▸ Aim of the task
The response should consist of the data below, copied exactly, with no pictures in it.

▸ Material for the task
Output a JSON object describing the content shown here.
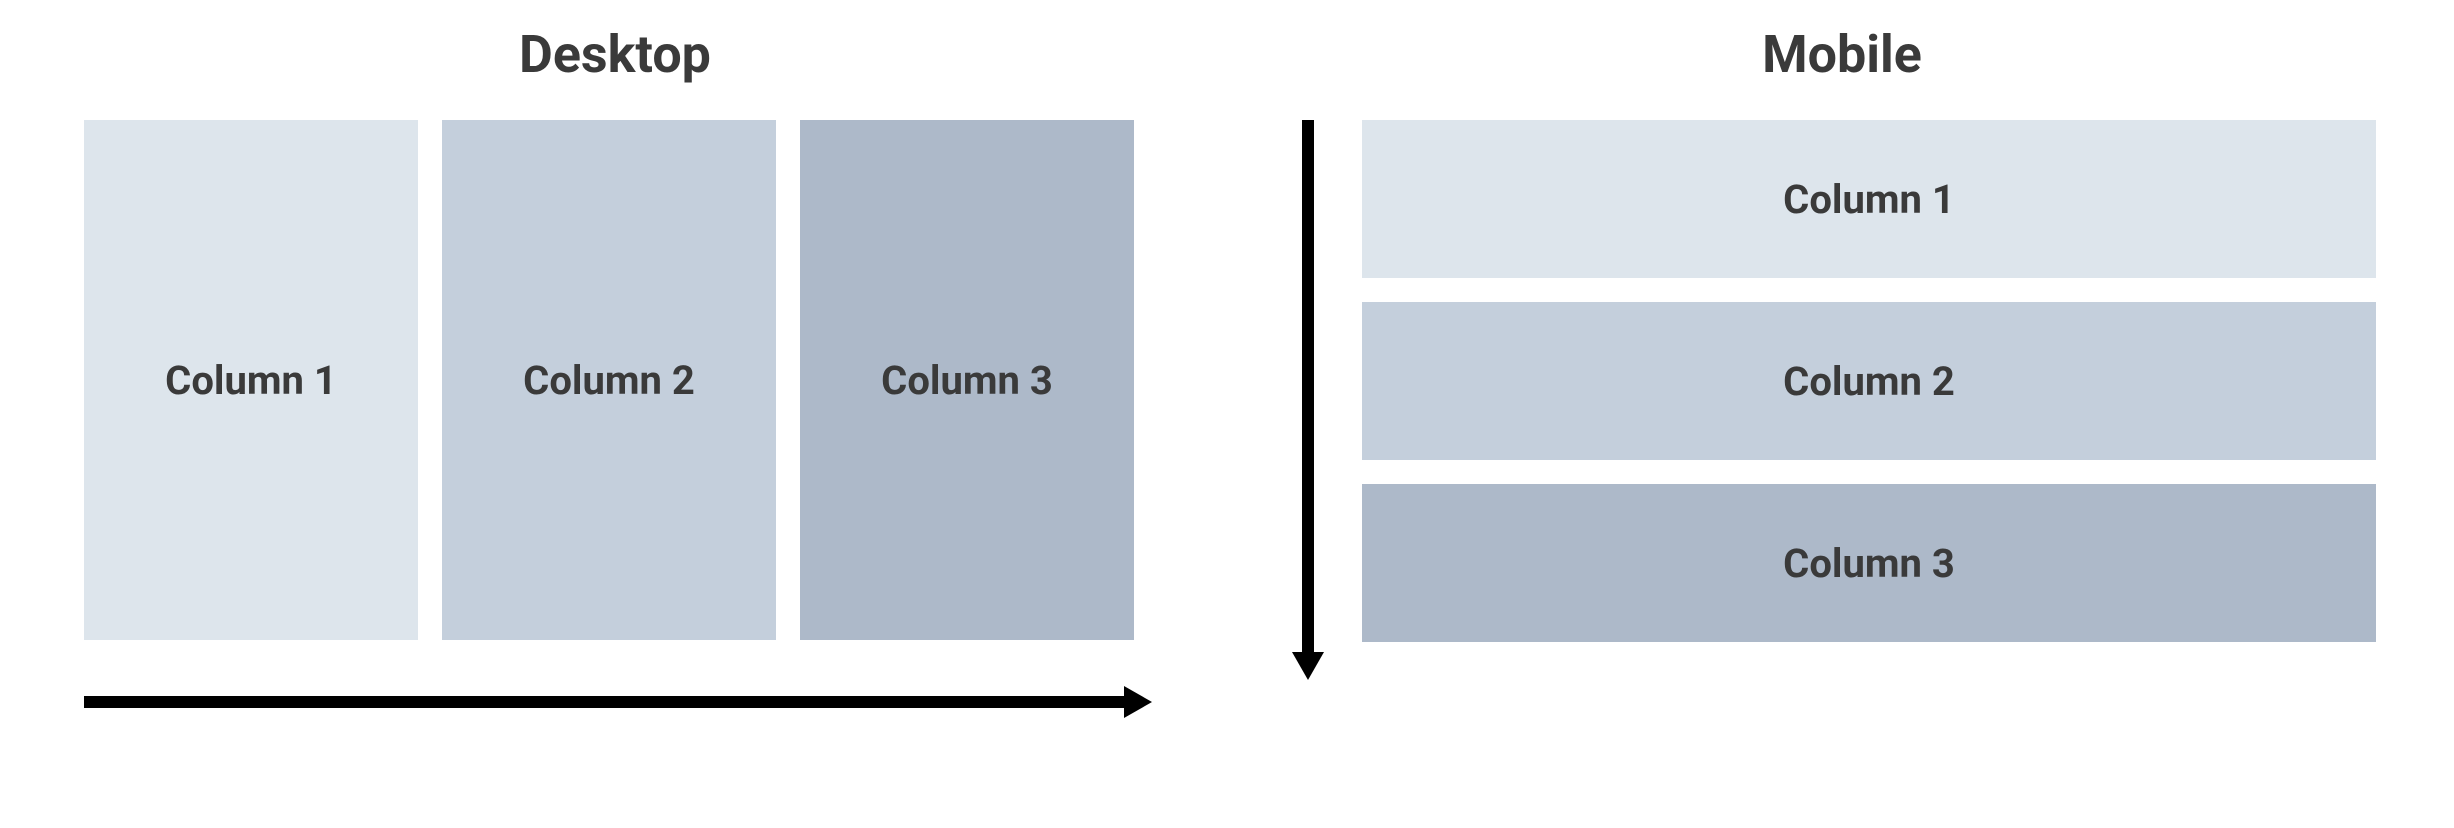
{
  "desktop": {
    "heading": "Desktop",
    "columns": [
      {
        "label": "Column 1",
        "color": "#dde5ec"
      },
      {
        "label": "Column 2",
        "color": "#c4cfdc"
      },
      {
        "label": "Column 3",
        "color": "#adb9c9"
      }
    ],
    "flow": "horizontal"
  },
  "mobile": {
    "heading": "Mobile",
    "columns": [
      {
        "label": "Column 1",
        "color": "#dde5ec"
      },
      {
        "label": "Column 2",
        "color": "#c4cfdc"
      },
      {
        "label": "Column 3",
        "color": "#adb9c9"
      }
    ],
    "flow": "vertical"
  }
}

▸ Written answer
Output a JSON object describing the content shown here.
{
  "desktop": {
    "heading": "Desktop",
    "columns": [
      {
        "label": "Column 1",
        "color": "#dde5ec"
      },
      {
        "label": "Column 2",
        "color": "#c4cfdc"
      },
      {
        "label": "Column 3",
        "color": "#adb9c9"
      }
    ],
    "flow": "horizontal"
  },
  "mobile": {
    "heading": "Mobile",
    "columns": [
      {
        "label": "Column 1",
        "color": "#dde5ec"
      },
      {
        "label": "Column 2",
        "color": "#c4cfdc"
      },
      {
        "label": "Column 3",
        "color": "#adb9c9"
      }
    ],
    "flow": "vertical"
  }
}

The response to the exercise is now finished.